“We didn’t truly appreciate what our father did and the weight of what he holds together within the business. It is only now that we have both realised just how grateful we are that he is around to deal with the big decisions.”
This is just a small extract from the many conversations I had with a family on a recent trip abroad. It stuck me that so many issues within family businesses arise because of a lack of ‘space’ to pause, listen and learn from one another.
Having spent more than two decades working with over 60 families, it is an all-familiar story and one that ultimately led me to do this work. The father is often so busy running the show, highly pressured and working every hour possible, that the children feel neglected and have little understanding as to why their father is never around, or even what he does. Resentment creeps in, the family dynamics become fraught and ultimately the business suffers. This of course happens in families all the time, but when there is money and potentially hundreds or thousands of lives at risk, the consequences can be devastating.
Just as every company or organisation benefits from having strong relationships, families also thrive when members feel able to share and communicate effectively. Many of the families I work with acknowledge the importance of establishing an intellectual and practical governance, but they often negate the one component that I believe is at the heart of any ‘healthy’ family business – emotional governance. Can everyone understand, use and manage their emotions? Is everyone able to express how they truly feel? Are they willing to be vulnerable? Do they trust they will be listened and heard? These are of course fundamental human values that we all seek in any relationship but are often overlooked when the daily grind becomes the key focus.

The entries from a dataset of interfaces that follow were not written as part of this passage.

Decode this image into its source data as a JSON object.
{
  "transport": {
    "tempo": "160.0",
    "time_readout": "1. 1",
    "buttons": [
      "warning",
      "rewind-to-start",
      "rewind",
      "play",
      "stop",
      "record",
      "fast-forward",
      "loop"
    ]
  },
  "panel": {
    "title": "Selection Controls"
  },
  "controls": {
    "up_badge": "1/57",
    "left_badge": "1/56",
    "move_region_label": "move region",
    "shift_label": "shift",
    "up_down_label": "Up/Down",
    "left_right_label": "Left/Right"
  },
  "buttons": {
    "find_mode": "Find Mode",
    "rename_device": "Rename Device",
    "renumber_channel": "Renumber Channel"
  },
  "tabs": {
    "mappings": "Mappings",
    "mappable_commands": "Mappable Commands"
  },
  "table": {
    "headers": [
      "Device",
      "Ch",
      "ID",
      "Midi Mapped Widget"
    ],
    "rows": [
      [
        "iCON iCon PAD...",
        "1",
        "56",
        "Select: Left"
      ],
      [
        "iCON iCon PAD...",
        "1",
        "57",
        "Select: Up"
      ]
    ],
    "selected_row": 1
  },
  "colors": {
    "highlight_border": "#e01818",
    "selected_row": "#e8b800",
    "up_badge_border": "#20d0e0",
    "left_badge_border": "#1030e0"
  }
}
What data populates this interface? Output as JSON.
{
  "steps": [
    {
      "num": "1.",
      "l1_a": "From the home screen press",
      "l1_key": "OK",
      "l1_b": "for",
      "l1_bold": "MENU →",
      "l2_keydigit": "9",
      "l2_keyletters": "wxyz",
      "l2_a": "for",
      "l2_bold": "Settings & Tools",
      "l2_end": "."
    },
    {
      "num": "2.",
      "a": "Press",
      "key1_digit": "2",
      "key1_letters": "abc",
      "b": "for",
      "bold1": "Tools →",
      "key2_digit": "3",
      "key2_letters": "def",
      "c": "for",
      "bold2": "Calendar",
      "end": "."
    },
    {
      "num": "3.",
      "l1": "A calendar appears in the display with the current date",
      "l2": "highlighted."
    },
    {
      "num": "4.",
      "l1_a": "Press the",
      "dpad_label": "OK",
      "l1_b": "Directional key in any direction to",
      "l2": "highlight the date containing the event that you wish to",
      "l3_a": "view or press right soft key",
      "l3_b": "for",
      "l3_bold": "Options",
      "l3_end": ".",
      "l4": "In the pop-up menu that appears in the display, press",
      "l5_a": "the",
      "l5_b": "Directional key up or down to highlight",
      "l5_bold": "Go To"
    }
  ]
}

The conversation that I refer to earlier, is a wonderful example of a family who lacked the emotional framework and didn’t feel able to say what was really going on for them. They had avoided uncomfortable conversations, because…well they were uncomfortable! Humans have become conditioned to avoid conflict, believing it easier to just carry on and not upset the status quo. Whilst it may seem easier in the short-term, I can personally attest that in the long-term it is much more beneficial to speak your truth and be authentic. By creating a ‘safe space’ for them to all share their story, they connected on a deeper level.
Manual policies and procedures are of course necessary elements within family governance, but without the human element everything else is redundant. By creating a ‘safe space’ for the daughters to sit down with their father, they learnt what he does, why he does it and how he does it – they understood him.
The only way to learn how another person behaves and operates is to actually spend time with them. It is only then that you discover what makes them ‘tick’ – what their strengths are, what their weaknesses are and how they engage with others; essentially how they ‘live and show’ up in the world. Until now the daughters had never witnessed their father in action, and consequently had little interest in the business and no idea as to what they could contribute. This insight was invaluable, and demonstrated how much smoother transitions from one generation to the next would be if families spent more time together, both inside and outside of the business.
Without ‘investing’ in the emotional and relational transactions we have with one another, we can only ‘assume’ why someone behaves the way they do. Holding a ‘safe space’ regularly is something I encourage all my families to do. Don’t wait until there is a problem or issue to arise and instead approach it as regular health check-up. Prevention and preparation can identify risks early on and will generate ‘wealth’ that lasts for generations to come.